### Exercise requirements
Check each line of the data for "legend" and select those that have it.

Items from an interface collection
====
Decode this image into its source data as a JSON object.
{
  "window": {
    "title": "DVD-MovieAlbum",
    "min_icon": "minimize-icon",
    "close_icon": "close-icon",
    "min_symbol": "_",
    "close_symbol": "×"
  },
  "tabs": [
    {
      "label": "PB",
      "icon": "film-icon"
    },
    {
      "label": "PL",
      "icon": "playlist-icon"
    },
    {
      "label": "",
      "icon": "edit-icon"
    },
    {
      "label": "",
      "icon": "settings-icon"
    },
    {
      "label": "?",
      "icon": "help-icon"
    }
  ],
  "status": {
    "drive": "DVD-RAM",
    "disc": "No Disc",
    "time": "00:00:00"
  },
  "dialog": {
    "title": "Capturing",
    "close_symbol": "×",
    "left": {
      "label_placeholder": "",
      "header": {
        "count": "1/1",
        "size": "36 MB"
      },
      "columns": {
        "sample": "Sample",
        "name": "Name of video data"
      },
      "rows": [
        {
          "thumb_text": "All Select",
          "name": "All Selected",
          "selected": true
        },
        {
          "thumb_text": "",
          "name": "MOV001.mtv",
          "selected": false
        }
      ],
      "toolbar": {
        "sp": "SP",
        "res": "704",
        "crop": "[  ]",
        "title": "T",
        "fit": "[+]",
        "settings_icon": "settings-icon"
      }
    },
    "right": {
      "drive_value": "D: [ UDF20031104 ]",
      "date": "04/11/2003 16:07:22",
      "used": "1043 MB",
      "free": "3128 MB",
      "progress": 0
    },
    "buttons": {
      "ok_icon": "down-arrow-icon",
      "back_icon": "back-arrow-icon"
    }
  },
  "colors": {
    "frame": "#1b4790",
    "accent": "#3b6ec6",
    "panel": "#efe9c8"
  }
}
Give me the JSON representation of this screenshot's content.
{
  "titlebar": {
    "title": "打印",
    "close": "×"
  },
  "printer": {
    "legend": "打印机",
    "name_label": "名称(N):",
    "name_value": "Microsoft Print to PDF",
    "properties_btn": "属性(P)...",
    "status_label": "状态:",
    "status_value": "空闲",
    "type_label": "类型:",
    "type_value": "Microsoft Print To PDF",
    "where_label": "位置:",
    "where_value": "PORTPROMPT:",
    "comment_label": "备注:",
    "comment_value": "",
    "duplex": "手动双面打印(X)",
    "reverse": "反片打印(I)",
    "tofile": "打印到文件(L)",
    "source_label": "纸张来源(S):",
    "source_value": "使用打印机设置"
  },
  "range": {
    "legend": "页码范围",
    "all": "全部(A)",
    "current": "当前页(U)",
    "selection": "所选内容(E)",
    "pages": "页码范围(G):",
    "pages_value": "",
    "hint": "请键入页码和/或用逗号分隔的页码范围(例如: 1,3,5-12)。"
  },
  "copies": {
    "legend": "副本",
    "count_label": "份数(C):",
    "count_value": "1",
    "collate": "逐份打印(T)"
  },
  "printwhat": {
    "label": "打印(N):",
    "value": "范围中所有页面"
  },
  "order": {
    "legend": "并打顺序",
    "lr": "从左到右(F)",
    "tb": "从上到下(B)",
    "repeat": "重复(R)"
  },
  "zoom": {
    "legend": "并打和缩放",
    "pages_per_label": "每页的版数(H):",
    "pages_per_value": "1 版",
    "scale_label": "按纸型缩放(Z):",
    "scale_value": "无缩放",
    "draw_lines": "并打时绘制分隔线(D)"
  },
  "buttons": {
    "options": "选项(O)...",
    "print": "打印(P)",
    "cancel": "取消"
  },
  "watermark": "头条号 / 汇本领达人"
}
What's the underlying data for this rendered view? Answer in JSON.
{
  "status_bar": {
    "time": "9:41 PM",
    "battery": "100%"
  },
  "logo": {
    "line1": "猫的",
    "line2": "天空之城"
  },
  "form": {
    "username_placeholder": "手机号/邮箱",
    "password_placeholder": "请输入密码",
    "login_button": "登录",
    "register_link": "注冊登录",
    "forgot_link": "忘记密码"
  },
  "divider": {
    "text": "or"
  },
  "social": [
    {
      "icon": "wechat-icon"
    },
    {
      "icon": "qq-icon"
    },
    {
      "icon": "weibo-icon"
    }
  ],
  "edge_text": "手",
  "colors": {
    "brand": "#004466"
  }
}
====
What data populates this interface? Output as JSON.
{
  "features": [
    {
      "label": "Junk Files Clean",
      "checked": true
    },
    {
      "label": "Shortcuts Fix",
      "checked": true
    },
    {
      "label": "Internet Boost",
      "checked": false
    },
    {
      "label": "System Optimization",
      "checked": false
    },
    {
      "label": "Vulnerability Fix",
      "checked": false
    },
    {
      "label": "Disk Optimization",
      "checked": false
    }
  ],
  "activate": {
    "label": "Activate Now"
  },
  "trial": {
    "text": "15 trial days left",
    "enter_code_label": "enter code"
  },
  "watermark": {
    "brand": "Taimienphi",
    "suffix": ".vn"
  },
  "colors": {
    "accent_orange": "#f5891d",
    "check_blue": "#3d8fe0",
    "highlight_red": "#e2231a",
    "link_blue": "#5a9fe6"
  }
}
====
### Your response
    "legend": "打印机",
    "legend": "页码范围",
    "legend": "副本",
    "legend": "并打顺序",
    "legend": "并打和缩放",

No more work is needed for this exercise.